Task instructions: Nothing other than an exact copy of the records should be returned.

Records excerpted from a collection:
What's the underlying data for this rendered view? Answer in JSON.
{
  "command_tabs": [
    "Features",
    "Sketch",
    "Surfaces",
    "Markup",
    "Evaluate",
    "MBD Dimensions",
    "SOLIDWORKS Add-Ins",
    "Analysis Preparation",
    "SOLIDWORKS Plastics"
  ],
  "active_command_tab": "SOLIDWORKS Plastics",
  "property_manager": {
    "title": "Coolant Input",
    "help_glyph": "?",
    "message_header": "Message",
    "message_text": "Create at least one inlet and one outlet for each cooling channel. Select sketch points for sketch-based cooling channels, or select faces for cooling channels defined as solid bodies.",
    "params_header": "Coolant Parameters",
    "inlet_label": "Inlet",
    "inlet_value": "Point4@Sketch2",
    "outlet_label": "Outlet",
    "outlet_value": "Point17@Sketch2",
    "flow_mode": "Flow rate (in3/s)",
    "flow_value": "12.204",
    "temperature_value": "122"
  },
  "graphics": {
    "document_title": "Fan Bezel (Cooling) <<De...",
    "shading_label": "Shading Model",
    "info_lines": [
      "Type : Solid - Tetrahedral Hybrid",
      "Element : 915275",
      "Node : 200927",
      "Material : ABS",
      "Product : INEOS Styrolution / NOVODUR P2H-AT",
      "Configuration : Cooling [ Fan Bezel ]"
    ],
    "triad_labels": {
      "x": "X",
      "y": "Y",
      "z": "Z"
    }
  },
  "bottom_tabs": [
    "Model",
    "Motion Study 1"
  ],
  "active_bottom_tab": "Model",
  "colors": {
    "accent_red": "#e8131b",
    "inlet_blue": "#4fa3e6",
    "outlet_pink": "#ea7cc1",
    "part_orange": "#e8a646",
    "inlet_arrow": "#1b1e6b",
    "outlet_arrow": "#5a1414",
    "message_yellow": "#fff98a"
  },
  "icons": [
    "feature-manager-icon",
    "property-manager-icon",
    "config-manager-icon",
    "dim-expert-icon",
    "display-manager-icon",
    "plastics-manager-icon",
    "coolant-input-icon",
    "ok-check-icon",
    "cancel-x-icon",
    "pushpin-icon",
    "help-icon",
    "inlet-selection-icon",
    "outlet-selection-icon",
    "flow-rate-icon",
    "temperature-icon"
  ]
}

Exercise answer:
What's the underlying data for this rendered view? Answer in JSON.
{
  "command_tabs": [
    "Features",
    "Sketch",
    "Surfaces",
    "Markup",
    "Evaluate",
    "MBD Dimensions",
    "SOLIDWORKS Add-Ins",
    "Analysis Preparation",
    "SOLIDWORKS Plastics"
  ],
  "active_command_tab": "SOLIDWORKS Plastics",
  "property_manager": {
    "title": "Coolant Input",
    "help_glyph": "?",
    "message_header": "Message",
    "message_text": "Create at least one inlet and one outlet for each cooling channel. Select sketch points for sketch-based cooling channels, or select faces for cooling channels defined as solid bodies.",
    "params_header": "Coolant Parameters",
    "inlet_label": "Inlet",
    "inlet_value": "Point4@Sketch2",
    "outlet_label": "Outlet",
    "outlet_value": "Point17@Sketch2",
    "flow_mode": "Flow rate (in3/s)",
    "flow_value": "12.204",
    "temperature_value": "122"
  },
  "graphics": {
    "document_title": "Fan Bezel (Cooling) <<De...",
    "shading_label": "Shading Model",
    "info_lines": [
      "Type : Solid - Tetrahedral Hybrid",
      "Element : 915275",
      "Node : 200927",
      "Material : ABS",
      "Product : INEOS Styrolution / NOVODUR P2H-AT",
      "Configuration : Cooling [ Fan Bezel ]"
    ],
    "triad_labels": {
      "x": "X",
      "y": "Y",
      "z": "Z"
    }
  },
  "bottom_tabs": [
    "Model",
    "Motion Study 1"
  ],
  "active_bottom_tab": "Model",
  "colors": {
    "accent_red": "#e8131b",
    "inlet_blue": "#4fa3e6",
    "outlet_pink": "#ea7cc1",
    "part_orange": "#e8a646",
    "inlet_arrow": "#1b1e6b",
    "outlet_arrow": "#5a1414",
    "message_yellow": "#fff98a"
  },
  "icons": [
    "feature-manager-icon",
    "property-manager-icon",
    "config-manager-icon",
    "dim-expert-icon",
    "display-manager-icon",
    "plastics-manager-icon",
    "coolant-input-icon",
    "ok-check-icon",
    "cancel-x-icon",
    "pushpin-icon",
    "help-icon",
    "inlet-selection-icon",
    "outlet-selection-icon",
    "flow-rate-icon",
    "temperature-icon"
  ]
}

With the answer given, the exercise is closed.